In fact, while earlier the leaders of the major Western capitals and international organizations could hardly show Moldova on the political map of the world, in just a few months we have become the focus of considerable global attention. In just a few months, we have become the focus of considerable global attention. More and more often experts say that our region and the conflict in Ukraine could be the trigger for a new repartition of the world. The situation that emerged after February 24 is rapidly approaching the definition of a new world war. This is evidenced by the number of states whose resources are in one way or another involved in the Ukrainian hostilities, and it must be admitted that the number of these countries keeps growing.
Another vivid sign of the large scale of the ongoing developments is that an overwhelming number of states and alliances (the United States, Russia, the European Union and NATO) capable of projecting their power and influence globally are already involved in the Russia-Ukraine conflict. A historic meeting of the heads of several dozen defense agencies at the U.S. military base in Ramstein, Germany, at the end of April marked the formation of a Western coalition of countries that agreed to jointly provide military assistance to Ukraine in its confrontation with Russia.
It is not only the post-Soviet space that is turbulent. Active hostilities are taking place in many parts of the globe, with prewar situations in Asia, the Caucasus, Latin America and the Balkans. The current possibility of the Chinese army invading Taiwan, which is under the military tutelage of the United States, could be the final touch that will plunge everyone into a new world war.
Alas, the former mechanisms of international coordination, preventive response and security are almost ineffective. The efforts of organizations such as the UN are ignored by global players. In fact, there are no rules in the world anymore, nor are there arbitration or ways to find justice. In these conditions, it is clear that the world needs the most extensive reorganization possible to prevent the entire globe from falling into a massive bloody war.
No serious shifts in the international legal relations framework are likely to be seen in the near future, but attempts to adapt to the conditions of a dynamically changing world will be more and more frequent. For example, the other day the head of the European Commission Ursula von der Leyen favored the idea of reforming the European Union, including the abolition of the unanimous voting principle in making key decisions. However, thirteen member states of the community opposed such changes to the Lisbon Treaty.
On the one hand, such sweeping transformations seem to open up additional opportunities, including the acceleration of European integration procedures for a number of countries. However, we still need to understand what Brussels is preparing for and what this restructuring is connected with: enhanced efficiency of the European Union or the need to make quick decisions in wartime conditions.

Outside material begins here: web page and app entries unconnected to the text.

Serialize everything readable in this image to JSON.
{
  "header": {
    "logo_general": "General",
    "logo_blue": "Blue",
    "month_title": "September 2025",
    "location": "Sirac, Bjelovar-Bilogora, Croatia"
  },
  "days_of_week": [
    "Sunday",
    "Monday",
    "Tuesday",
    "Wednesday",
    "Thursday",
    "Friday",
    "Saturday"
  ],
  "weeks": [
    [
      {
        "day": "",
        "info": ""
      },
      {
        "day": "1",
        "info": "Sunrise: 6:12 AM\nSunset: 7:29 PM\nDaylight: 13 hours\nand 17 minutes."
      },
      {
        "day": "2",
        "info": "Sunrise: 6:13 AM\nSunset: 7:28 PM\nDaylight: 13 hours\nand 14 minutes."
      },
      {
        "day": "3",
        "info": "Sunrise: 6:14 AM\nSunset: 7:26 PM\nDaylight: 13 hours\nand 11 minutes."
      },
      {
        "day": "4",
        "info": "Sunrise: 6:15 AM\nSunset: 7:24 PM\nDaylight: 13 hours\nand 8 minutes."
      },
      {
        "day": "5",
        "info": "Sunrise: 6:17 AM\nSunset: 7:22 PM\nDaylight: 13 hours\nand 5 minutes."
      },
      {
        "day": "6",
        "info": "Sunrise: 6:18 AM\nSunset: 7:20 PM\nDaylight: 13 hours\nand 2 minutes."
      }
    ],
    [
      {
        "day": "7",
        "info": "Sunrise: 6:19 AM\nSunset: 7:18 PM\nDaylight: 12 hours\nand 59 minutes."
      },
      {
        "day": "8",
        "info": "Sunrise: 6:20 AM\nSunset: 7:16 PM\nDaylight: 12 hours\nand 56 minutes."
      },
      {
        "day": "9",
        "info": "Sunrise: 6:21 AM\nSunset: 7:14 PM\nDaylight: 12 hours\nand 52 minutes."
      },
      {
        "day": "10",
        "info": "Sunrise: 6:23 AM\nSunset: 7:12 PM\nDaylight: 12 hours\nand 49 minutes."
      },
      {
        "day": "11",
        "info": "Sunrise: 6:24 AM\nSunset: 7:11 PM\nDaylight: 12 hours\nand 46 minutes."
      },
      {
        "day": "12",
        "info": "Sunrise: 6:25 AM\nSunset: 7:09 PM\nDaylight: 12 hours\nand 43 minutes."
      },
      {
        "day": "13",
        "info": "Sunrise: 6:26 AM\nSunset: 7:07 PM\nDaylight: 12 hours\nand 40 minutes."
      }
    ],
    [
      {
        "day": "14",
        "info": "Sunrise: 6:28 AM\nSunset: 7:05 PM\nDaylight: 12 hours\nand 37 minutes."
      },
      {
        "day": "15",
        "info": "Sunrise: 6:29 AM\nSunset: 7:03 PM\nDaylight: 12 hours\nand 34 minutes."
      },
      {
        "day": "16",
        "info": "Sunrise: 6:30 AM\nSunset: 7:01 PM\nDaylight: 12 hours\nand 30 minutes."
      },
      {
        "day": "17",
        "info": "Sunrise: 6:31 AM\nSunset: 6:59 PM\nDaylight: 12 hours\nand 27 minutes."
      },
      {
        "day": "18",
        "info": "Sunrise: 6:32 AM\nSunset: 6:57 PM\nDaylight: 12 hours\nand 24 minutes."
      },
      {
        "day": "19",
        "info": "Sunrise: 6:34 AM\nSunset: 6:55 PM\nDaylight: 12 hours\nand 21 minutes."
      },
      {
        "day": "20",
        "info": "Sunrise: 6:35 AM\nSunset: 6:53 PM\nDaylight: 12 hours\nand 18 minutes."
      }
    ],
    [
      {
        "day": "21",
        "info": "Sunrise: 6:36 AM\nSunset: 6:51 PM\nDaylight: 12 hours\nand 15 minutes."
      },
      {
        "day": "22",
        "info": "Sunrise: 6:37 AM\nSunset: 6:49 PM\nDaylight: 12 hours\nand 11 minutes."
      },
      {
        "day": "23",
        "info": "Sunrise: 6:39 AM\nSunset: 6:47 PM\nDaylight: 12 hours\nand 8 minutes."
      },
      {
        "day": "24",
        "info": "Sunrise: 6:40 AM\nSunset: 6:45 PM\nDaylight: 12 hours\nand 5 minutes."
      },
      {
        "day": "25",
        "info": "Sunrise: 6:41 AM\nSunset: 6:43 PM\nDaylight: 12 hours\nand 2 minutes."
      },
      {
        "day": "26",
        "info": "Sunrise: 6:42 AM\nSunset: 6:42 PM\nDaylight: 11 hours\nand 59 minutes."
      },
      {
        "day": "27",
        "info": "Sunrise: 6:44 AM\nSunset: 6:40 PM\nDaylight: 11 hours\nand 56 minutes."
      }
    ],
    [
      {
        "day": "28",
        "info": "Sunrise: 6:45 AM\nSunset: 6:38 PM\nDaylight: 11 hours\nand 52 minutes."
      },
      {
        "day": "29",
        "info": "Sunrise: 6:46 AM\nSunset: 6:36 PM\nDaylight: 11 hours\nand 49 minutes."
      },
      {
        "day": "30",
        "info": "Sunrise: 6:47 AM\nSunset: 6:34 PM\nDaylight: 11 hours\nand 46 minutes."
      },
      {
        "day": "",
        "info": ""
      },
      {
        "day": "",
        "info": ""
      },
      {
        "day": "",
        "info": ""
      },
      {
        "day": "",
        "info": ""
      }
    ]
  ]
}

In general, there are more and more signs that we will face turbulent and most likely tough times. Therefore, this year’s 9th of May celebration had a slightly different feel. As we mark the victory and/or commemorate the fallen, we, the descendants, are already standing with one foot at the door of a new world war. Sadly, this time our territory is likely to again become a field of confrontation, hopefully a “cold” one, between the opposing geopolitical forces.